I’m glad we stayed at Swanson’s last night, en route to Gordon Dam, because of the showers. But OH MY GOSH, the noise! First, trains went past all night, blaring their horns. Charlie, the owner, said about 20 trains go through every 24 hours, carrying everything and anything from Asia, mainly China. The goods come across the ocean to Vancouver, then by rail across the country and to Chicago via Solon Springs. Interesting! But noisy.
Then, some doofus started playing country music from the radio really loudly. He kept it up until 12:15 a.m. After that, he or someone else had their radio on low – but audible – until 5 a.m.! I can’t believe the neighbors didn’t complain, as this campground is mainly filled with seasonal who leave their RVs there all winter and stay all summer.
Heading for Gordon Dam
Ed and I got off around 9 a.m., which is a bit of a late start. But due to all of the noise overnight, we’d slept in until about 7:30 a.m.

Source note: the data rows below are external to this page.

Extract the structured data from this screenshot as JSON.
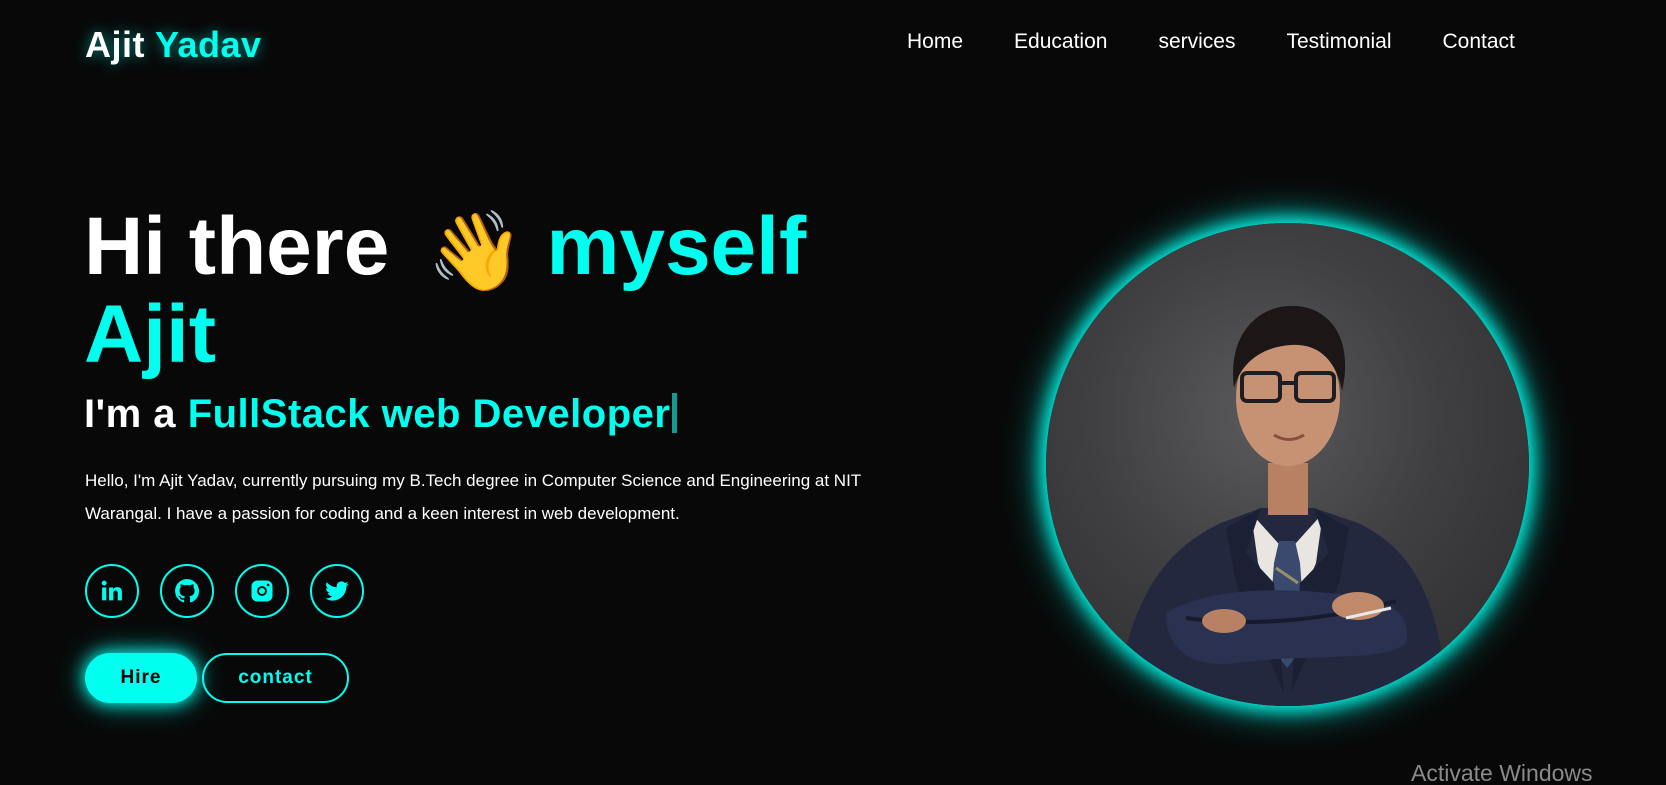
{
  "logo": {
    "first": "Ajit",
    "last": "Yadav"
  },
  "nav": {
    "items": [
      "Home",
      "Education",
      "services",
      "Testimonial",
      "Contact"
    ]
  },
  "hero": {
    "greeting": "Hi there",
    "wave_emoji": "👋",
    "myself": "myself",
    "name": "Ajit",
    "role_prefix": "I'm a",
    "role": "FullStack web Developer",
    "bio": "Hello, I'm Ajit Yadav, currently pursuing my B.Tech degree in Computer Science and Engineering at NIT Warangal. I have a passion for coding and a keen interest in web development."
  },
  "socials": [
    "linkedin-icon",
    "github-icon",
    "instagram-icon",
    "twitter-icon"
  ],
  "buttons": {
    "hire": "Hire",
    "contact": "contact"
  },
  "watermark": "Activate Windows",
  "colors": {
    "accent": "#00ffee",
    "background": "#080808",
    "text": "#ffffff"
  }
}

The trail today was interesting. It started off with the typical dips through forestland, but eventually took us through oak and pine savannah, which has a unique beauty. It’s sort of prairie-like, sort of scrubby, with these pools of water. Cool.
The bugs weren’t too bad, which is always a plus. But it got quite warm and humid in spots, so we were sweating a lot. At one point, we passed a wooden sign that read, “The Bear Trap.” Uh … What does that mean?!
Spur to Gordon Dam County Park
Around 2 p.m. we hit a .6-mile spur trail to the Gordon Dam campground. We had a bunch of options at this point, since we were ahead of the itinerary I’d sketched out at home. The original plan had been to continue on to a campsite 2.6 miles down the trail and also just .1 mile from the trailhead. We’d set up camp there, then I’d do an out-and-back on the connecting road route to knock off some of those miles. On Sunday, we’d hike four miles on the road back to our car, parked at Gordon Dam.
We decided Ed would take the spur trail to the campground and get us a site there, where we’d have access to our car (which had clean clothes, beer [!] and towels). I’d continue along the trail and he’d meet me at the trailhead. At that point, I’d dump most of my gear and knock off six road miles.
So that’s what we did. The rest of the trail to the trailhead at West Mail Road was interesting. First, there were all of these slabs of rust-colored stones in the earth. They almost looked like broken tiles. Wonder what kind of stone it is?
At one point, the trail wound past the Gibson Cabin, a historic cabin on the St. Croix River, which is a National Scenic River. The cabin is currently boarded up, but it looks to be in reasonably decent condition. A sign on the door says the DNR, I think, or maybe a historical entity, is trying to figure out a good use for it. Wish I could have seen inside. The site would have made a nice campsite.
Day Is Done
The final campsite on this stretch, Scott Rapids, was where I thought we’d stay. It was on a pretty stretch of the river, with perfect water access. The site itself was just so-so, with a dilapidated picnic table and fire ring full of garbage. It’s not an NCT campsite, but one for canoers/kayakers.
I finished the trail sooner than I thought, so I started the road walk without Ed. He met me at the one-mile mark, then kept skipping ahead with the car and hiking back toward me.
After I did six miles, we drove back to the trailhead and washed up. (The trailhead was sheltered, and the campsite just had pit toilets). From there, we drove back to Gordon Dam, set up our campsite, checked out the dam, then drove into Gordon and had dinner at Buckhorn, a local bar. Ed had a really good burger, while I had deep-fried shrimp. Yum!
All in all, a solid day on the trail.
Oh, one more thing. So far I have just one tiny blister on one toe, which is a first. I’m crediting my podiatrist, who told me to purchase lambs’ wool and wind it around my toes so they don’t rub against one another. It’s inexpensive and it works! The only thing is that you have to either shred it off or cut it off each night, as your sweat binds it together tightly. Still, I’m a convert!
Snowshoe and Stubs
WI NCT miles today: 20.5
WI NCT miles to date: 157.8
Total NCT miles to date: 873.7
Total NCT miles to go: 3,726.3